Bosses of Britain’s biggest companies saw their pay packets rise by 55 per cent in the year to June according to a new report, and the average FTSE 100 CEO now earns £4.9m a year – almost 200 times the average wage.
While basic pay for directors rose just 3.6 per cent in the year to June, bonus payments increased by 34 per cent, long-term incentive plans rose by 73 per cent, and share options jumped up by 90 per cent.
The figures, contained in the Directors Pay Report published by research body Incomes Data Services (IDS), paint a worrying “business as usual” approach by remuneration committees. In fact, IDS believes that so soon after a recession, the rises could upset shareholders.
“It seems the days of earnings restraint by FTSE directors were short lived.
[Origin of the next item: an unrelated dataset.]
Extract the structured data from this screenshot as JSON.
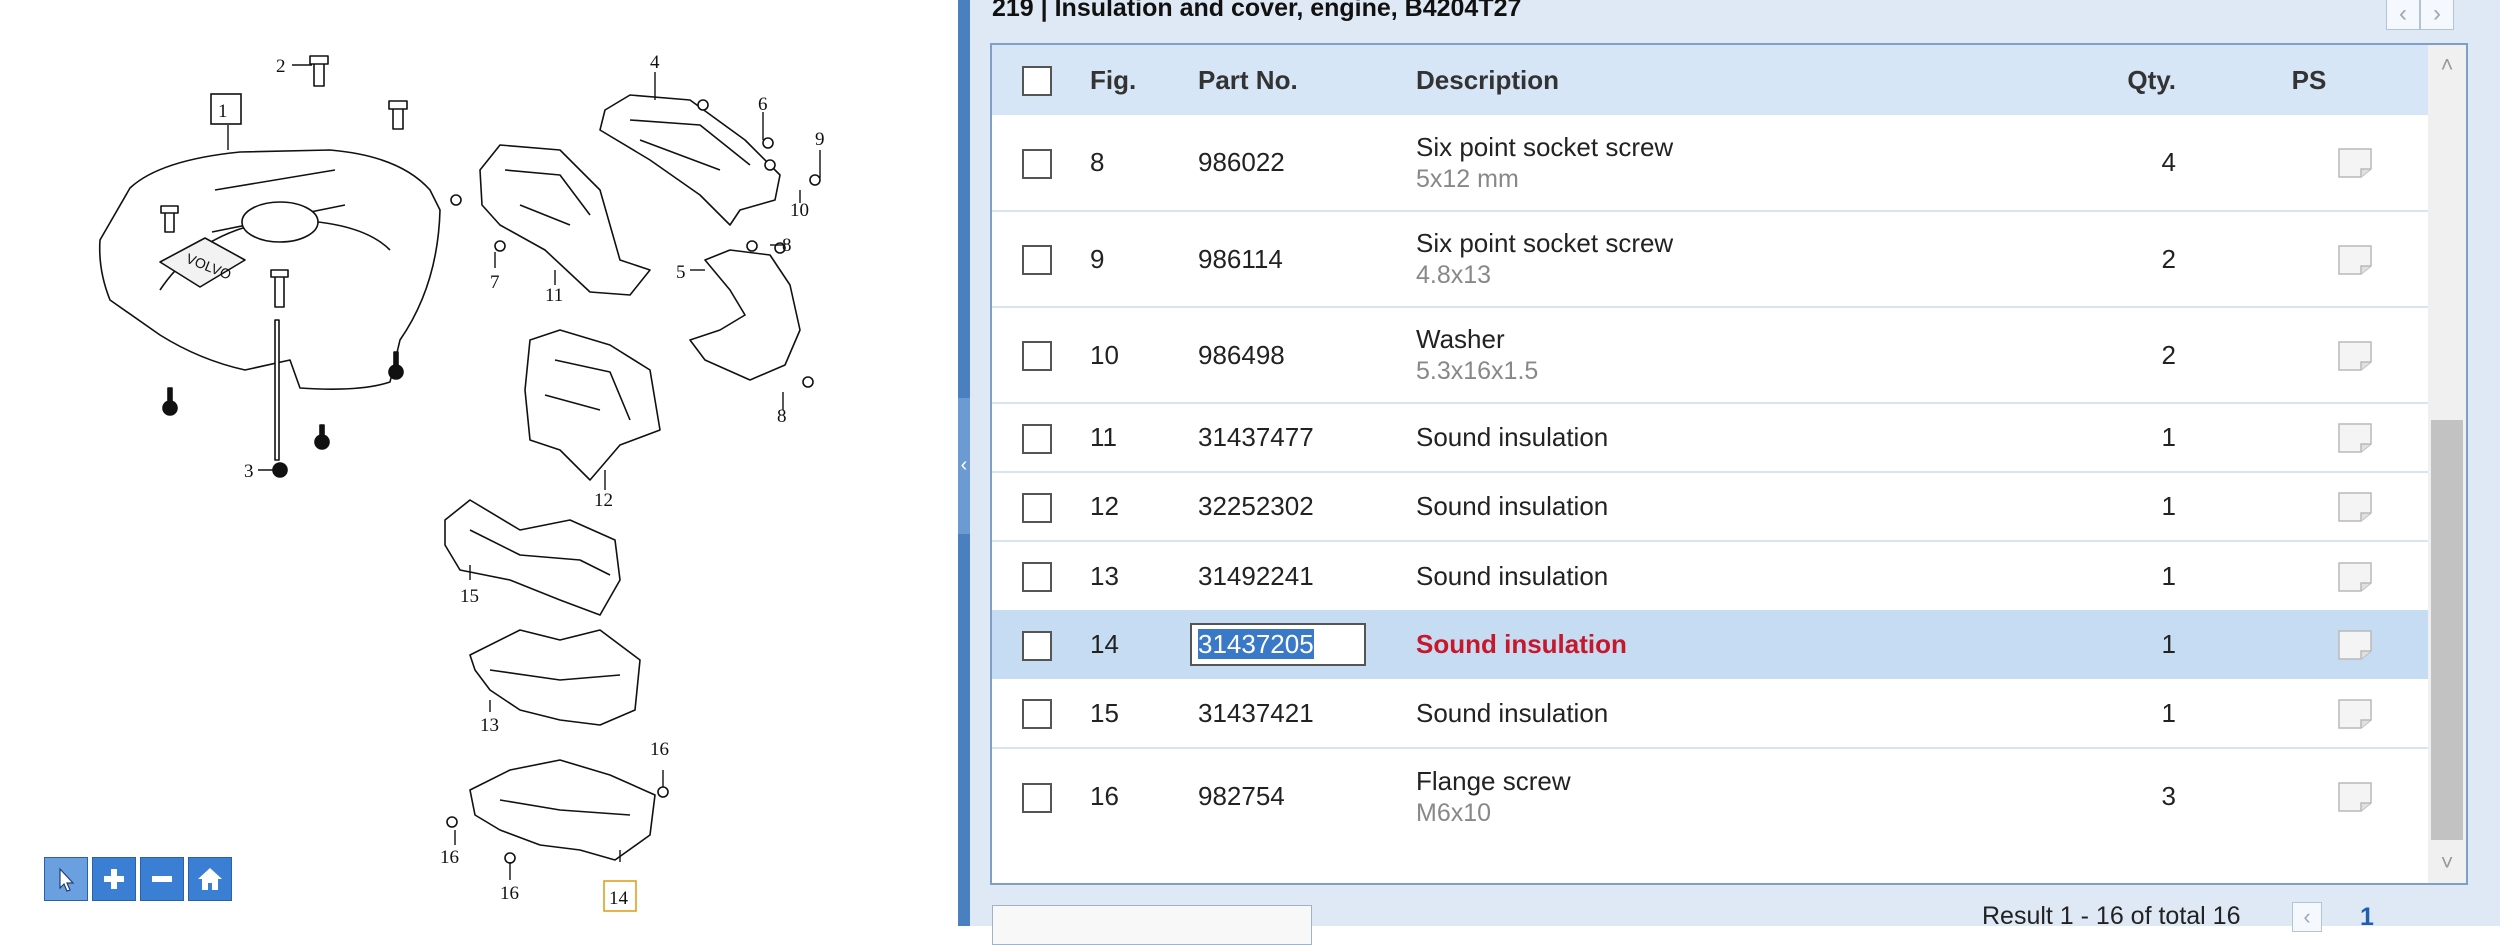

It’s as though the recession never happened,” says report editor Steve Tatton.
“It stands in stark contrast to the Coalition government’s concerns about pay fairness, and its calls for senior executives in the public sector to accept pay cuts.”
The rise in CEOs’ pay packages is in stark contrast to what’s happening down below. Including bonuses, average workers took home just 1.5 per cent more in the last year, with an average pay of £23,660.
Although the pay increases for CEOs are often linked to higher share prices, it does beg the question of whether the rises accurately reflect a better performance from the business.
“The size of the rebound in incentives for top company bosses poses some questions for remuneration committees about the design of their incentives,” Tatton adds.
“This time last year a number of companies actually reduced their bonus ceilings. Twelve months later it appears as if these measures have been reversed, with around 40 companies reporting higher bonus scheme maxima.”
Unsurprisingly, the unions aren't impressed either.
"Don't they know that this is meant to be austerity Britain?" TUC general secretary Brendan Barber asks the Guardian. "These mega-pay rises blow away any claim that we are all in this together. While the poor and those on middle incomes lose out from cuts and pay squeezes, top directors continue to take home telephone number salaries without being overly troubled by tax."